Recently the pump quit working, when I inspected it I discovered that the impeller was broken.  I suspect that someone let the water tank run dry and left the pump running for too long.

Normally you can replace the impeller on these pumps easily, but on this one the heat wrecked the impeller and also some of the other internal parts. When I checked on parts there was going to be a long lead time and a lot of shipping cost to get them from the lower 48.  Luckily I found a complete pump and pressure tank in Nome that was an exact replacement.

The first thing I found in the box was a set of instructions that tell you to stare directly at the tank if  it explodes.  There was also a picture of a snake biting someones hand, or maybe that was something about electrical safety.

Since the new pump was a direct replacement all I had to do was switch the piping over from the old to the new unit.  In different parts of the country there are several types of pipe that are commonly used.  In this area potable water systems are normally plumbed with brass.  Brass is nice to work with and is very corrosion resistant.

Threaded plumbing connections need some kind of sealant on the threads.  Teflon tape works well for potable water systems.  Put a few wraps around the pipe and screw them together.  Teflon tape seals well and allows the joints to be taken apart easily if repairs need to be made.  There are also many different types of paste or dope for sealing pipe joints.  These also work well, but some of them harden with age and can be very difficult to take apart later.

Some of the connections in this system use unions.  A union allows you to put the pipe together without having to spin the assembly around.  The seal in a union relies on a cone shaped fitting pressed into a tapered seat.   

The arrow in the above photo points to the location of the tapered seat on the lower half of the union.  In a union the threads are only used to force the two parts together, they are not part of the sealing surface.  Because of this there is no need for a sealant on the threads.

Here is the complete union on the top of the pump.  In this photo you can see the Teflon tape on the pipe threads and the hex nuts of the union with no Teflon.

This pump assembly is connected to the pressure tank with a compression type packing gland with an o-ring in it.  Whenever I put an o-ring assembly together I like to coat the surfaces with a little bit of silicone grease.  This makes the parts easier to assemble and should keep things from sticking if it needs to come apart later.

The last step is to connect the wires to the pressure switch.  This is a very basic 110 volt connection, a green ground wire, a black hot, and a white neutral.

Here is the completed installation.

Sunday, October 2, 2011

Arctic Cat 1000 TRV H2

A friend brought over an Arctic Cat 1000 TRV H2 with a broken drive belt.  This is Cat's big top of the line ATV, with a twin cylinder 1000 cc motor, two up seating and all the fancy extras.  He had already purchased a spare belt and I thought that it would be a quick easy job.

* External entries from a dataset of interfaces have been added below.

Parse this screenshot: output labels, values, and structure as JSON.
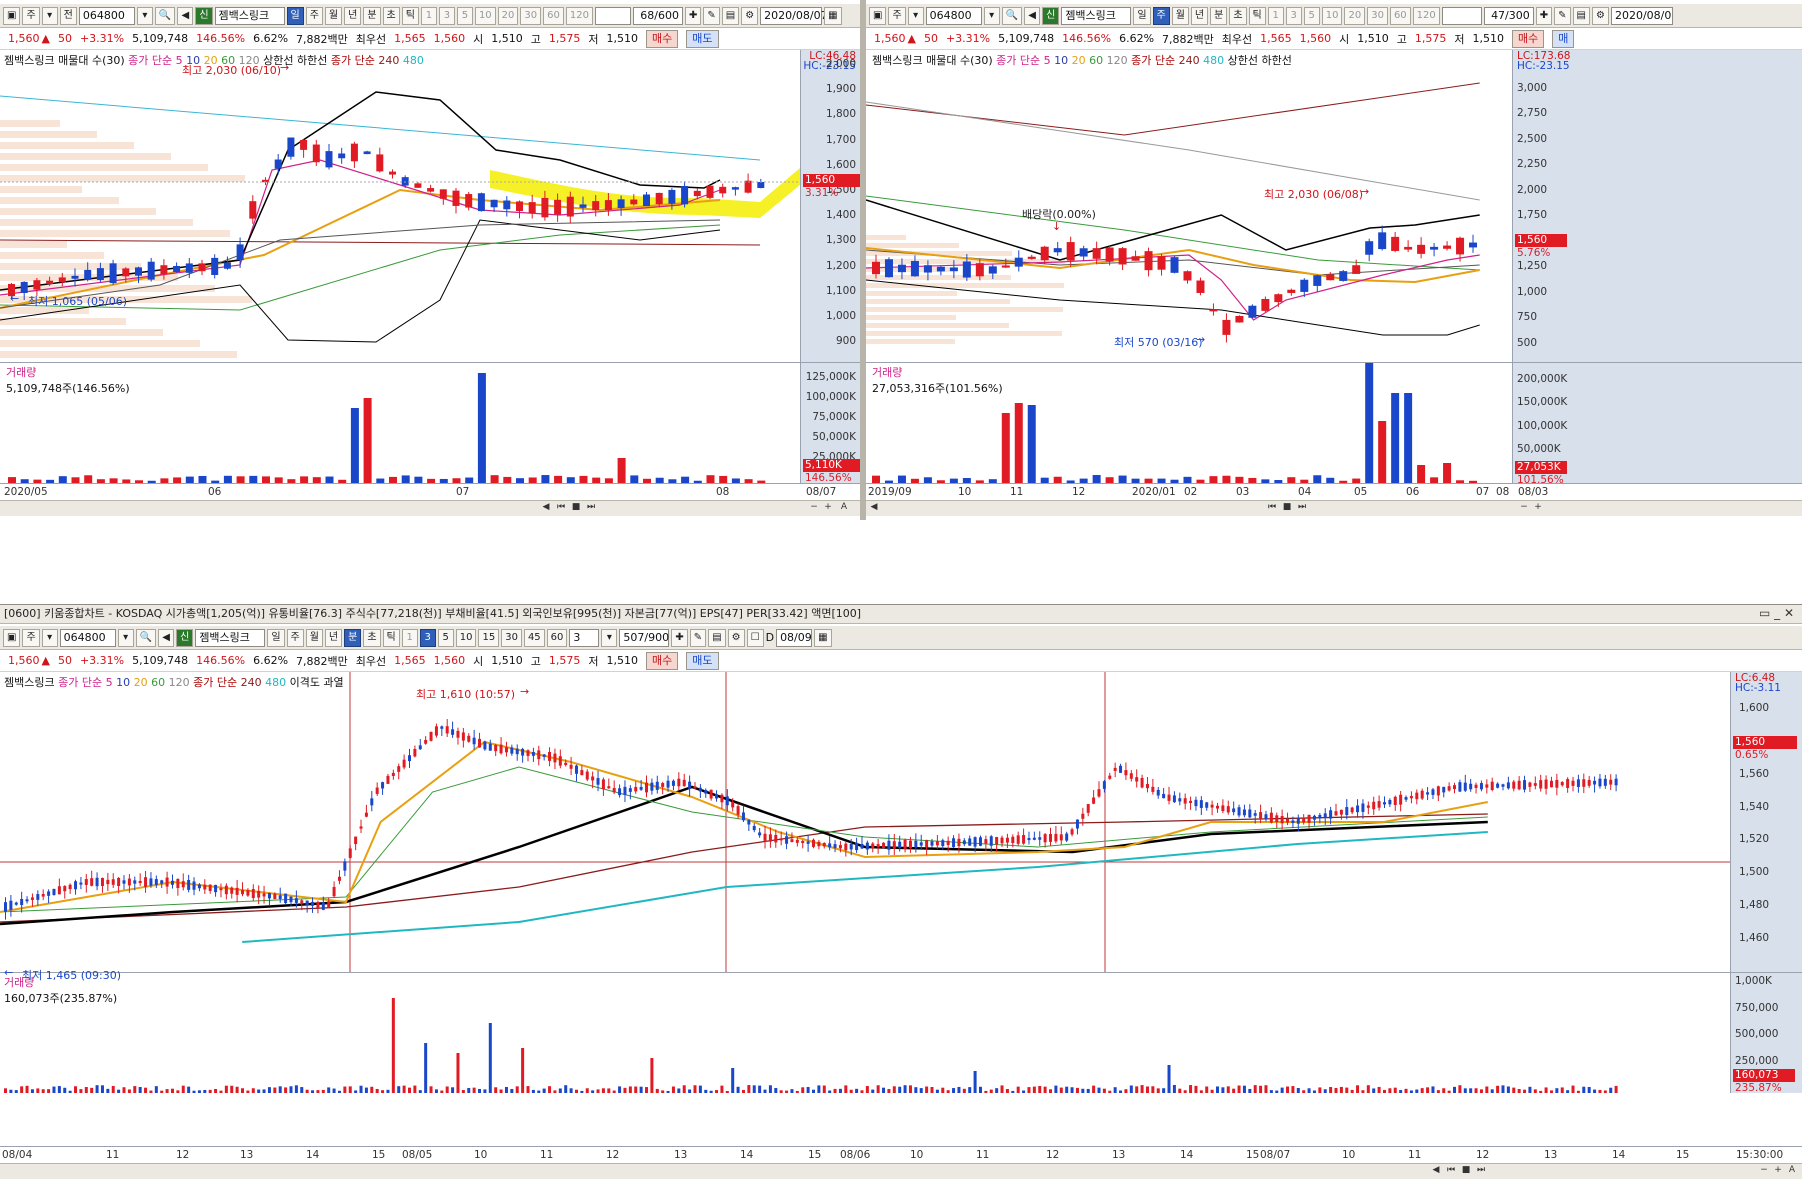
{
  "left_win": {
    "toolbar": {
      "type": "주",
      "market": "전",
      "code": "064800",
      "name": "젬백스링크",
      "periods": [
        "일",
        "주",
        "월",
        "년",
        "분",
        "초",
        "틱"
      ],
      "selected": "일",
      "nums": [
        "1",
        "3",
        "5",
        "10",
        "20",
        "30",
        "60",
        "120"
      ],
      "count": "68/600",
      "date": "2020/08/07"
    },
    "quote": {
      "price": "1,560",
      "change": "50",
      "pct": "+3.31%",
      "volume": "5,109,748",
      "vol_ratio": "146.56%",
      "turnover": "6.62%",
      "amount": "7,882백만",
      "pref_label": "최우선",
      "ask": "1,565",
      "bid": "1,560",
      "open_label": "시",
      "open": "1,510",
      "high_label": "고",
      "high": "1,575",
      "low_label": "저",
      "low": "1,510",
      "buy": "매수",
      "sell": "매도"
    },
    "legend": {
      "name": "젬백스링크 매물대 수(30)",
      "ma_label": "종가 단순",
      "ma": [
        "5",
        "10",
        "20",
        "60",
        "120"
      ],
      "limits": "상한선 하한선",
      "ma2_label": "종가 단순",
      "ma2": [
        "240",
        "480"
      ]
    },
    "lc": "LC:46.48",
    "hc": "HC:-23.15",
    "yaxis": [
      "2,000",
      "1,900",
      "1,800",
      "1,700",
      "1,600",
      "1,500",
      "1,400",
      "1,300",
      "1,200",
      "1,100",
      "1,000",
      "900"
    ],
    "price_tag": "1,560",
    "pct_tag": "3.31%",
    "high_ann": "최고 2,030 (06/10)",
    "low_ann": "최저 1,065 (05/06)",
    "vol_title": "거래량",
    "vol_value": "5,109,748주(146.56%)",
    "vol_axis": [
      "125,000K",
      "100,000K",
      "75,000K",
      "50,000K",
      "25,000K"
    ],
    "vol_tag": "5,110K",
    "vol_pct": "146.56%",
    "xaxis": [
      "2020/05",
      "06",
      "07",
      "08"
    ],
    "x_end": "08/07"
  },
  "right_win": {
    "toolbar": {
      "type": "주",
      "code": "064800",
      "name": "젬백스링크",
      "periods": [
        "일",
        "주",
        "월",
        "년",
        "분",
        "초",
        "틱"
      ],
      "selected": "주",
      "nums": [
        "1",
        "3",
        "5",
        "10",
        "20",
        "30",
        "60",
        "120"
      ],
      "count": "47/300",
      "date": "2020/08/0"
    },
    "quote": {
      "price": "1,560",
      "change": "50",
      "pct": "+3.31%",
      "volume": "5,109,748",
      "vol_ratio": "146.56%",
      "turnover": "6.62%",
      "amount": "7,882백만",
      "pref_label": "최우선",
      "ask": "1,565",
      "bid": "1,560",
      "open_label": "시",
      "open": "1,510",
      "high_label": "고",
      "high": "1,575",
      "low_label": "저",
      "low": "1,510",
      "buy": "매수",
      "sell": "매"
    },
    "legend": {
      "name": "젬백스링크 매물대 수(30)",
      "ma_label": "종가 단순",
      "ma": [
        "5",
        "10",
        "20",
        "60",
        "120"
      ],
      "ma2_label": "종가 단순",
      "ma2": [
        "240",
        "480"
      ],
      "limits": "상한선 하한선"
    },
    "lc": "LC:173.68",
    "hc": "HC:-23.15",
    "yaxis": [
      "3,000",
      "2,750",
      "2,500",
      "2,250",
      "2,000",
      "1,750",
      "1,500",
      "1,250",
      "1,000",
      "750",
      "500"
    ],
    "price_tag": "1,560",
    "pct_tag": "5.76%",
    "high_ann": "최고 2,030 (06/08)",
    "low_ann": "최저 570 (03/16)",
    "div_ann": "배당락(0.00%)",
    "vol_title": "거래량",
    "vol_value": "27,053,316주(101.56%)",
    "vol_axis": [
      "200,000K",
      "150,000K",
      "100,000K",
      "50,000K"
    ],
    "vol_tag": "27,053K",
    "vol_pct": "101.56%",
    "xaxis": [
      "2019/09",
      "10",
      "11",
      "12",
      "2020/01",
      "02",
      "03",
      "04",
      "05",
      "06",
      "07",
      "08"
    ],
    "x_end": "08/03"
  },
  "bottom_win": {
    "title": "[0600] 키움종합차트 - KOSDAQ 시가총액[1,205(억)] 유통비율[76.3] 주식수[77,218(천)] 부채비율[41.5] 외국인보유[995(천)] 자본금[77(억)] EPS[47] PER[33.42] 액면[100]",
    "toolbar": {
      "type": "주",
      "code": "064800",
      "name": "젬백스링크",
      "periods": [
        "일",
        "주",
        "월",
        "년",
        "분",
        "초",
        "틱"
      ],
      "selected": "분",
      "nums": [
        "1",
        "3",
        "5",
        "10",
        "15",
        "30",
        "45",
        "60"
      ],
      "sel_num": "3",
      "interval": "3",
      "count": "507/900",
      "d_label": "D",
      "date": "08/09"
    },
    "quote": {
      "price": "1,560",
      "change": "50",
      "pct": "+3.31%",
      "volume": "5,109,748",
      "vol_ratio": "146.56%",
      "turnover": "6.62%",
      "amount": "7,882백만",
      "pref_label": "최우선",
      "ask": "1,565",
      "bid": "1,560",
      "open_label": "시",
      "open": "1,510",
      "high_label": "고",
      "high": "1,575",
      "low_label": "저",
      "low": "1,510",
      "buy": "매수",
      "sell": "매도"
    },
    "legend": {
      "name": "젬백스링크",
      "ma_label": "종가 단순",
      "ma": [
        "5",
        "10",
        "20",
        "60",
        "120"
      ],
      "ma2_label": "종가 단순",
      "ma2": [
        "240",
        "480"
      ],
      "disparity": "이격도 과열"
    },
    "lc": "LC:6.48",
    "hc": "HC:-3.11",
    "yaxis": [
      "1,600",
      "1,580",
      "1,560",
      "1,540",
      "1,520",
      "1,500",
      "1,480",
      "1,460"
    ],
    "price_tag": "1,560",
    "pct_tag": "0.65%",
    "high_ann": "최고 1,610 (10:57)",
    "low_ann": "최저 1,465 (09:30)",
    "vol_title": "거래량",
    "vol_value": "160,073주(235.87%)",
    "vol_axis": [
      "1,000K",
      "750,000",
      "500,000",
      "250,000"
    ],
    "vol_tag": "160,073",
    "vol_pct": "235.87%",
    "xaxis": [
      "08/04",
      "11",
      "12",
      "13",
      "14",
      "15",
      "08/05",
      "10",
      "11",
      "12",
      "13",
      "14",
      "15",
      "08/06",
      "10",
      "11",
      "12",
      "13",
      "14",
      "15",
      "08/07",
      "10",
      "11",
      "12",
      "13",
      "14",
      "15"
    ],
    "x_end": "15:30:00"
  },
  "colors": {
    "up": "#e01b24",
    "down": "#1a47c9",
    "ma5": "#d0208a",
    "ma20": "#e8a010",
    "ma60": "#3a9a3a",
    "ma240": "#20b8c0",
    "bb": "#000000",
    "highlight": "#f5ef00",
    "axis_bg": "#d8e0ec"
  }
}
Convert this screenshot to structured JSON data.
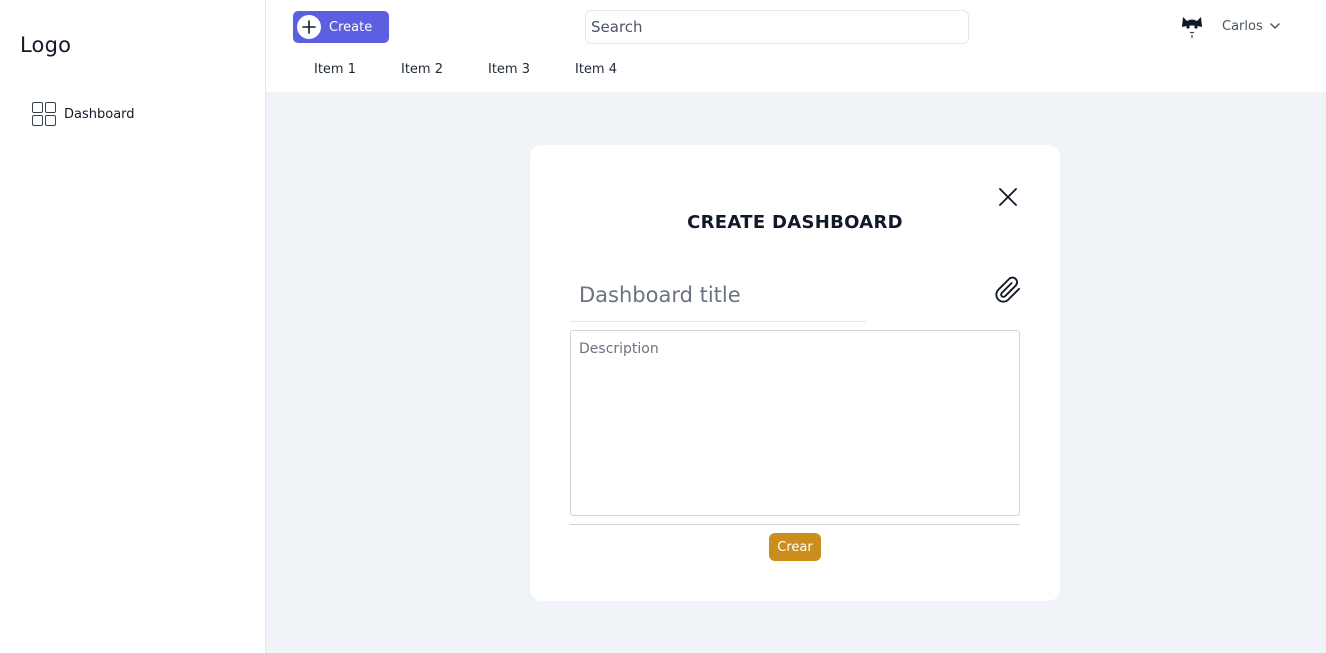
{
  "sidebar": {
    "logo": "Logo",
    "items": [
      {
        "label": "Dashboard",
        "icon": "grid-icon"
      }
    ]
  },
  "header": {
    "create_label": "Create",
    "search_placeholder": "Search",
    "user_name": "Carlos",
    "tabs": [
      "Item 1",
      "Item 2",
      "Item 3",
      "Item 4"
    ]
  },
  "modal": {
    "title": "CREATE DASHBOARD",
    "title_placeholder": "Dashboard title",
    "description_placeholder": "Description",
    "submit_label": "Crear"
  },
  "colors": {
    "primary": "#5b5fe0",
    "submit": "#cb8e1d",
    "background": "#f0f3f8"
  }
}
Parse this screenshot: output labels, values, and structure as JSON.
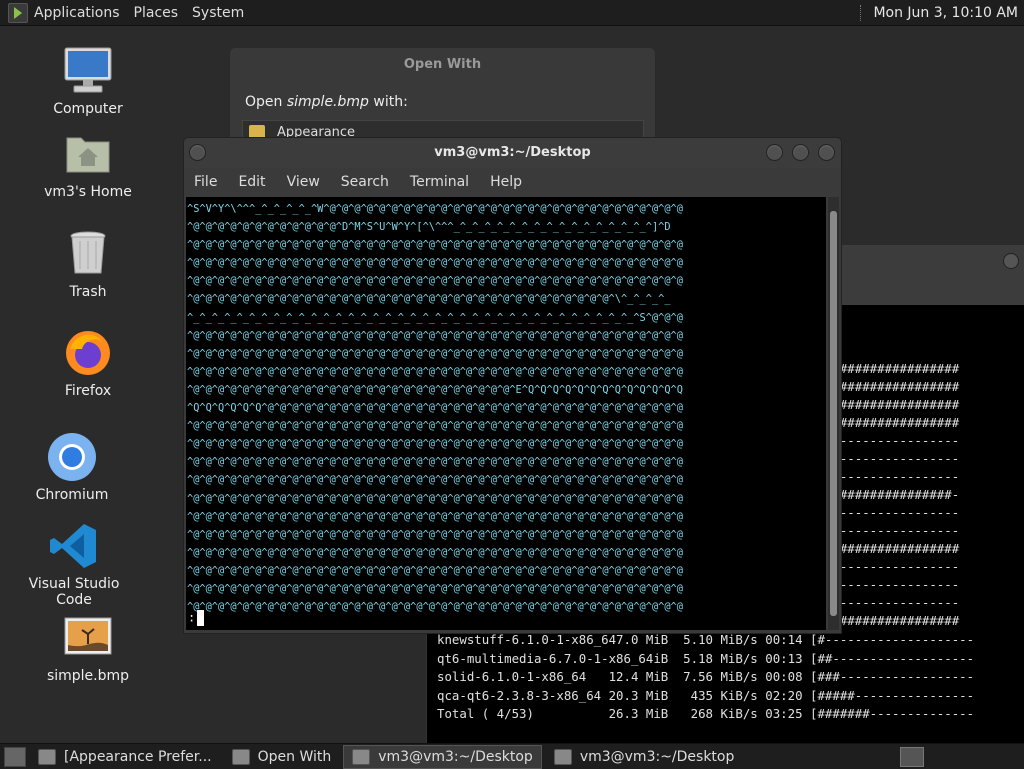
{
  "top_panel": {
    "menus": [
      "Applications",
      "Places",
      "System"
    ],
    "clock": "Mon Jun  3, 10:10 AM"
  },
  "desktop_icons": [
    {
      "label": "Computer",
      "icon": "computer-icon"
    },
    {
      "label": "vm3's Home",
      "icon": "home-folder-icon"
    },
    {
      "label": "Trash",
      "icon": "trash-icon"
    },
    {
      "label": "Firefox",
      "icon": "firefox-icon"
    },
    {
      "label": "Chromium",
      "icon": "chromium-icon"
    },
    {
      "label": "Visual Studio Code",
      "icon": "vscode-icon"
    },
    {
      "label": "simple.bmp",
      "icon": "image-file-icon"
    }
  ],
  "open_with_dialog": {
    "title": "Open With",
    "prompt_prefix": "Open ",
    "prompt_file": "simple.bmp",
    "prompt_suffix": " with:",
    "first_item": "Appearance"
  },
  "terminal": {
    "title": "vm3@vm3:~/Desktop",
    "menu": [
      "File",
      "Edit",
      "View",
      "Search",
      "Terminal",
      "Help"
    ],
    "lines": [
      "^S^V^Y^\\^^^_^_^_^_^_^W^@^@^@^@^@^@^@^@^@^@^@^@^@^@^@^@^@^@^@^@^@^@^@^@^@^@^@^@^@",
      "^@^@^@^@^@^@^@^@^@^@^@^@^D^M^S^U^W^Y^[^\\^^^_^_^_^_^_^_^_^_^_^_^_^_^_^_^_^_^]^D",
      "^@^@^@^@^@^@^@^@^@^@^@^@^@^@^@^@^@^@^@^@^@^@^@^@^@^@^@^@^@^@^@^@^@^@^@^@^@^@^@^@",
      "^@^@^@^@^@^@^@^@^@^@^@^@^@^@^@^@^@^@^@^@^@^@^@^@^@^@^@^@^@^@^@^@^@^@^@^@^@^@^@^@",
      "^@^@^@^@^@^@^@^@^@^@^@^@^@^@^@^@^@^@^@^@^@^@^@^@^@^@^@^@^@^@^@^@^@^@^@^@^@^@^@^@",
      "^@^@^@^@^@^@^@^@^@^@^@^@^@^@^@^@^@^@^@^@^@^@^@^@^@^@^@^@^@^@^@^@^@^@^\\^_^_^_^_",
      "^_^_^_^_^_^_^_^_^_^_^_^_^_^_^_^_^_^_^_^_^_^_^_^_^_^_^_^_^_^_^_^_^_^_^_^_^S^@^@^@",
      "^@^@^@^@^@^@^@^@^@^@^@^@^@^@^@^@^@^@^@^@^@^@^@^@^@^@^@^@^@^@^@^@^@^@^@^@^@^@^@^@",
      "^@^@^@^@^@^@^@^@^@^@^@^@^@^@^@^@^@^@^@^@^@^@^@^@^@^@^@^@^@^@^@^@^@^@^@^@^@^@^@^@",
      "^@^@^@^@^@^@^@^@^@^@^@^@^@^@^@^@^@^@^@^@^@^@^@^@^@^@^@^@^@^@^@^@^@^@^@^@^@^@^@^@",
      "^@^@^@^@^@^@^@^@^@^@^@^@^@^@^@^@^@^@^@^@^@^@^@^@^@^@^E^Q^Q^Q^Q^Q^Q^Q^Q^Q^Q^Q^Q^Q",
      "^Q^Q^Q^Q^Q^Q^@^@^@^@^@^@^@^@^@^@^@^@^@^@^@^@^@^@^@^@^@^@^@^@^@^@^@^@^@^@^@^@^@^@",
      "^@^@^@^@^@^@^@^@^@^@^@^@^@^@^@^@^@^@^@^@^@^@^@^@^@^@^@^@^@^@^@^@^@^@^@^@^@^@^@^@",
      "^@^@^@^@^@^@^@^@^@^@^@^@^@^@^@^@^@^@^@^@^@^@^@^@^@^@^@^@^@^@^@^@^@^@^@^@^@^@^@^@",
      "^@^@^@^@^@^@^@^@^@^@^@^@^@^@^@^@^@^@^@^@^@^@^@^@^@^@^@^@^@^@^@^@^@^@^@^@^@^@^@^@",
      "^@^@^@^@^@^@^@^@^@^@^@^@^@^@^@^@^@^@^@^@^@^@^@^@^@^@^@^@^@^@^@^@^@^@^@^@^@^@^@^@",
      "^@^@^@^@^@^@^@^@^@^@^@^@^@^@^@^@^@^@^@^@^@^@^@^@^@^@^@^@^@^@^@^@^@^@^@^@^@^@^@^@",
      "^@^@^@^@^@^@^@^@^@^@^@^@^@^@^@^@^@^@^@^@^@^@^@^@^@^@^@^@^@^@^@^@^@^@^@^@^@^@^@^@",
      "^@^@^@^@^@^@^@^@^@^@^@^@^@^@^@^@^@^@^@^@^@^@^@^@^@^@^@^@^@^@^@^@^@^@^@^@^@^@^@^@",
      "^@^@^@^@^@^@^@^@^@^@^@^@^@^@^@^@^@^@^@^@^@^@^@^@^@^@^@^@^@^@^@^@^@^@^@^@^@^@^@^@",
      "^@^@^@^@^@^@^@^@^@^@^@^@^@^@^@^@^@^@^@^@^@^@^@^@^@^@^@^@^@^@^@^@^@^@^@^@^@^@^@^@",
      "^@^@^@^@^@^@^@^@^@^@^@^@^@^@^@^@^@^@^@^@^@^@^@^@^@^@^@^@^@^@^@^@^@^@^@^@^@^@^@^@",
      "^@^@^@^@^@^@^@^@^@^@^@^@^@^@^@^@^@^@^@^@^@^@^@^@^@^@^@^@^@^@^@^@^@^@^@^@^@^@^@^@"
    ],
    "prompt": ":"
  },
  "terminal2": {
    "progress_lines": [
      "#####################",
      "#####################",
      "#####################",
      "#####################",
      "---------------------",
      "---------------------",
      "---------------------",
      "####################-",
      "---------------------",
      "---------------------",
      "#####################",
      "---------------------",
      "---------------------",
      "---------------------",
      "#####################"
    ],
    "bottom_lines": [
      "knewstuff-6.1.0-1-x86_647.0 MiB  5.10 MiB/s 00:14 [#--------------------",
      "qt6-multimedia-6.7.0-1-x86_64iB  5.18 MiB/s 00:13 [##-------------------",
      "solid-6.1.0-1-x86_64   12.4 MiB  7.56 MiB/s 00:08 [###------------------",
      "qca-qt6-2.3.8-3-x86_64 20.3 MiB   435 KiB/s 02:20 [#####----------------",
      "Total ( 4/53)          26.3 MiB   268 KiB/s 03:25 [#######--------------"
    ]
  },
  "taskbar": {
    "tasks": [
      {
        "label": "[Appearance Prefer...",
        "active": false
      },
      {
        "label": "Open With",
        "active": false
      },
      {
        "label": "vm3@vm3:~/Desktop",
        "active": true
      },
      {
        "label": "vm3@vm3:~/Desktop",
        "active": false
      }
    ]
  }
}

When I pulled the belt cover off and removed the debris from the old belt I found a small piece of plastic and a metal key for a shaft.  Obviously there was more trouble than just a broken belt.  I removed the secondary clutch and discovered that the helix was cracked.

This first photo shows the clutch on the work bench with an improvised setup to compress the spring.  I used a piece of all thread and a few metal scraps to compress the spring enough to remove the snap ring.

Here is the broken helix.  You can see that the part cracked right at the corner of the groove for the keyway.  This is a classic example of a failure at a stress concentration.

This machine has a powerful engine on a large and heavy chassis, I wonder if the Arctic Cat engineers did not design a drive system that is tough enough to handle it?